Brief -> Return only how many lines in the data include the string "handle".

(App and web page records)

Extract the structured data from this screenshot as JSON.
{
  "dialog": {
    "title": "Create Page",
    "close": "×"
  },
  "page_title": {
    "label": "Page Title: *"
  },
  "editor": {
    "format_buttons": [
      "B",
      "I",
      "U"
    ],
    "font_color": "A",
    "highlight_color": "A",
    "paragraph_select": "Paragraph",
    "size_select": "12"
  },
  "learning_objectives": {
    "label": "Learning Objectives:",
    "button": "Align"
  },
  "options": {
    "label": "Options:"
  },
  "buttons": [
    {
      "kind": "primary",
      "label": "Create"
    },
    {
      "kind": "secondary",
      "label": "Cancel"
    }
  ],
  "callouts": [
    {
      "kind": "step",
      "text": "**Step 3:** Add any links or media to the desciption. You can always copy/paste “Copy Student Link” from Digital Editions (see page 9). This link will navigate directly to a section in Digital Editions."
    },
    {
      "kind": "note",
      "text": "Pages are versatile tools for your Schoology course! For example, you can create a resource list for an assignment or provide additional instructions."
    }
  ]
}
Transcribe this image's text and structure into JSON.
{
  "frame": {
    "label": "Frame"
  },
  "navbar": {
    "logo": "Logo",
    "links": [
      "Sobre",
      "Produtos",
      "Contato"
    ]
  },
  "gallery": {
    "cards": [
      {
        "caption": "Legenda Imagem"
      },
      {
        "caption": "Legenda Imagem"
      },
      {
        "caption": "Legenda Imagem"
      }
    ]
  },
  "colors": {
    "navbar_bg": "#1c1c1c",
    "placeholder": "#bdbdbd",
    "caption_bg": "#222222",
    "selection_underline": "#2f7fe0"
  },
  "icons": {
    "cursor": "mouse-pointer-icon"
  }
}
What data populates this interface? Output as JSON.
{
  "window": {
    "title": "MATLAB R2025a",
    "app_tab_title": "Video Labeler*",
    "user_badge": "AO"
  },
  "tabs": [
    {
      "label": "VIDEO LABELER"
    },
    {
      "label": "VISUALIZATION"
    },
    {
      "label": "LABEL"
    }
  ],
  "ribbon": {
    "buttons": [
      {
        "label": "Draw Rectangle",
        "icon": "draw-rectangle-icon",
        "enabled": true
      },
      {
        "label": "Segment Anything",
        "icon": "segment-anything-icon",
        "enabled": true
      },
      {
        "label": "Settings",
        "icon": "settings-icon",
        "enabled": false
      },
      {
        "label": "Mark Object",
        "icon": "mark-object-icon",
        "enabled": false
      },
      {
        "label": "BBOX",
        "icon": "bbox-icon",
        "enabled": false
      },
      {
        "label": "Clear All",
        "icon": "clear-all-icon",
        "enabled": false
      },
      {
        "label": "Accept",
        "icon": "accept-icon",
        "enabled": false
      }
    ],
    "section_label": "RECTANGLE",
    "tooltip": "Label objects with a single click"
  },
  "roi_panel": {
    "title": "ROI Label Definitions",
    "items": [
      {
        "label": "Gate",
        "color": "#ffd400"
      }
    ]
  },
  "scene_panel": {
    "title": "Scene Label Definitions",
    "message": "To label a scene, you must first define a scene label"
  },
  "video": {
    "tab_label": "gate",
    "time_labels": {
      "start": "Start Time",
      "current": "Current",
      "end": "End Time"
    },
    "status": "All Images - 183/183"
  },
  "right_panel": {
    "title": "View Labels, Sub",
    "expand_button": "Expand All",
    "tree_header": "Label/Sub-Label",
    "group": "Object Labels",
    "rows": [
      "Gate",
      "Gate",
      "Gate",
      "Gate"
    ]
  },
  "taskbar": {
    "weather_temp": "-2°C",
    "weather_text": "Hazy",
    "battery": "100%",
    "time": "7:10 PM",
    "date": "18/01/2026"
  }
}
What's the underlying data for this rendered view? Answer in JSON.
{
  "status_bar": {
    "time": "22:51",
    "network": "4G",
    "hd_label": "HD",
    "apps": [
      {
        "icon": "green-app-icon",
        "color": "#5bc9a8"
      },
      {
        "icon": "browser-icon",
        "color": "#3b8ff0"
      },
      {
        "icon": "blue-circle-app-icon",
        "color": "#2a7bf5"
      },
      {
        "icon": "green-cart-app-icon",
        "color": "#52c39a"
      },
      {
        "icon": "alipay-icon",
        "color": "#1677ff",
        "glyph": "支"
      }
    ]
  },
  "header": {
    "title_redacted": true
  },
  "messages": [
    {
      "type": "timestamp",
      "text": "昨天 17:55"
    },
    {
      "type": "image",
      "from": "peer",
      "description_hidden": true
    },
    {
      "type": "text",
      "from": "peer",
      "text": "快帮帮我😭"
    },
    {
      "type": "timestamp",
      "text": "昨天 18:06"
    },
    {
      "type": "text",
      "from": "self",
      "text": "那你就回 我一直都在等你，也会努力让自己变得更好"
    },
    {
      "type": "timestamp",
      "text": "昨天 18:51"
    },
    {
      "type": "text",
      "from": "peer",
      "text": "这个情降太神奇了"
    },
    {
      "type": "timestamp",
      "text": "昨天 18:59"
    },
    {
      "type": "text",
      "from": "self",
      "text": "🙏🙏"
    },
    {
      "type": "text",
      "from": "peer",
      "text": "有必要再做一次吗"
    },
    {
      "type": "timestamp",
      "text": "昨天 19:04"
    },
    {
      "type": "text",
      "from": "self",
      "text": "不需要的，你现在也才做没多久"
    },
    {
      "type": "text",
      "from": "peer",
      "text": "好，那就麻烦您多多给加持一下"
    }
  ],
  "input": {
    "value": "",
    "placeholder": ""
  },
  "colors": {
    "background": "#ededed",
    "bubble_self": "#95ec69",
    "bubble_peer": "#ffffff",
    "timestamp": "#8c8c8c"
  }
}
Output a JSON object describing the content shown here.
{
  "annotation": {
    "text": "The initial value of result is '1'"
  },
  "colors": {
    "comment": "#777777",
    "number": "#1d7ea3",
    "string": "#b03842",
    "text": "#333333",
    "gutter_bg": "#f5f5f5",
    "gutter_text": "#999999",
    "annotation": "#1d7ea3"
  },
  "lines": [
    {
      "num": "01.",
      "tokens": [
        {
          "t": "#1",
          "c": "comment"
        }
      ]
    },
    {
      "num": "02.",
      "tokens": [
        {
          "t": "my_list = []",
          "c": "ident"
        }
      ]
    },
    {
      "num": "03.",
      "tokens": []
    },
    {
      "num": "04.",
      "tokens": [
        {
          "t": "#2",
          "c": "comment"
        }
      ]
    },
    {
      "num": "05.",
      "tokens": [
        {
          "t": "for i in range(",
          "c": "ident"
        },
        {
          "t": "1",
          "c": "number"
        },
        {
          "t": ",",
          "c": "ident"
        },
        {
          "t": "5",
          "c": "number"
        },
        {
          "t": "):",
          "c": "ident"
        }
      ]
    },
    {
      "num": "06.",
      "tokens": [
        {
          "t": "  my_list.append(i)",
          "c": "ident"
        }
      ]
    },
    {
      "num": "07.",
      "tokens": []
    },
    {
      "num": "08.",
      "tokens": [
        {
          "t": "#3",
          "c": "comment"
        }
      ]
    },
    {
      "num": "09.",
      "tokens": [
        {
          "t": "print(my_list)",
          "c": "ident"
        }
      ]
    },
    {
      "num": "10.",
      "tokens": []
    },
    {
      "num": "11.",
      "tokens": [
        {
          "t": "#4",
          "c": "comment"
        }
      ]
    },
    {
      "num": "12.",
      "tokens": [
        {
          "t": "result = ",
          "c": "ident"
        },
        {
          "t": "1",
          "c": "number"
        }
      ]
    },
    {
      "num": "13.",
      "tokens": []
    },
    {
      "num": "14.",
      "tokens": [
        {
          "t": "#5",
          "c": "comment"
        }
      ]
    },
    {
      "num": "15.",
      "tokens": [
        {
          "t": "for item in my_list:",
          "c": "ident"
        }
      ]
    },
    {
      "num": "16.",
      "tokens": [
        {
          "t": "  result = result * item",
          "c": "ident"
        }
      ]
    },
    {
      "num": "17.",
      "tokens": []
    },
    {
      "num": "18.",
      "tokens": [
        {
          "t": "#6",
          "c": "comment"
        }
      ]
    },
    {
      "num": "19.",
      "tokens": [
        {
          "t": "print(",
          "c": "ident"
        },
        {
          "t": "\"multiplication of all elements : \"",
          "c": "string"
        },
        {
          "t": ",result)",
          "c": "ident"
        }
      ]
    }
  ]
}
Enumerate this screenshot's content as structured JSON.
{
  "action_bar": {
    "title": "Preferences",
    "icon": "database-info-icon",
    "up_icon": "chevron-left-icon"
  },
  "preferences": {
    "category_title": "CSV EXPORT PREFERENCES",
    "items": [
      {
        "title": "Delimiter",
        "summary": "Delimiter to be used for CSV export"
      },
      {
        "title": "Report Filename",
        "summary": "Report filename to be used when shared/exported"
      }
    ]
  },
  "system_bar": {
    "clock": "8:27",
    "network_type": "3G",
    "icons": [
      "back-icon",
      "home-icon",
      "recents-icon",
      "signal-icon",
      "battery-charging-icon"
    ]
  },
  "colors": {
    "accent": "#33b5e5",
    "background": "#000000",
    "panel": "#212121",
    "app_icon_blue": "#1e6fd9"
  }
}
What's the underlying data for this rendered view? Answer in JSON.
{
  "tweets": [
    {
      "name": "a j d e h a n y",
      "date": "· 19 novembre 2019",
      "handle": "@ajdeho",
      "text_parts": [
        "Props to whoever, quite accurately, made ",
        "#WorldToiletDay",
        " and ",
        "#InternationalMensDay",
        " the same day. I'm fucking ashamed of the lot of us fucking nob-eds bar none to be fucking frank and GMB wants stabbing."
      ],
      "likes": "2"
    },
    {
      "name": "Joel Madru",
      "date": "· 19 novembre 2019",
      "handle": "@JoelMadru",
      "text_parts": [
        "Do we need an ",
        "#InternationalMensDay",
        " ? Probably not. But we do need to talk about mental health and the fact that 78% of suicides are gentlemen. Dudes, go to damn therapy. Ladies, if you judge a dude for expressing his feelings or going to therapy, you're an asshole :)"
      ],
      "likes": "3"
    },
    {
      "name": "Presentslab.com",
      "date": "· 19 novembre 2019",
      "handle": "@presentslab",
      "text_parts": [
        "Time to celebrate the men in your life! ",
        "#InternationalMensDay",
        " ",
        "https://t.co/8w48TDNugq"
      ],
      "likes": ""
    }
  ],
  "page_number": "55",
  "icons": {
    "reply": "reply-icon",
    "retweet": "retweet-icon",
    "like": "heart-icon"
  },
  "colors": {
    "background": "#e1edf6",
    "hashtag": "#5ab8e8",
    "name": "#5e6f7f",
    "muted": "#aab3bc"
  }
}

Solution for this task -> 3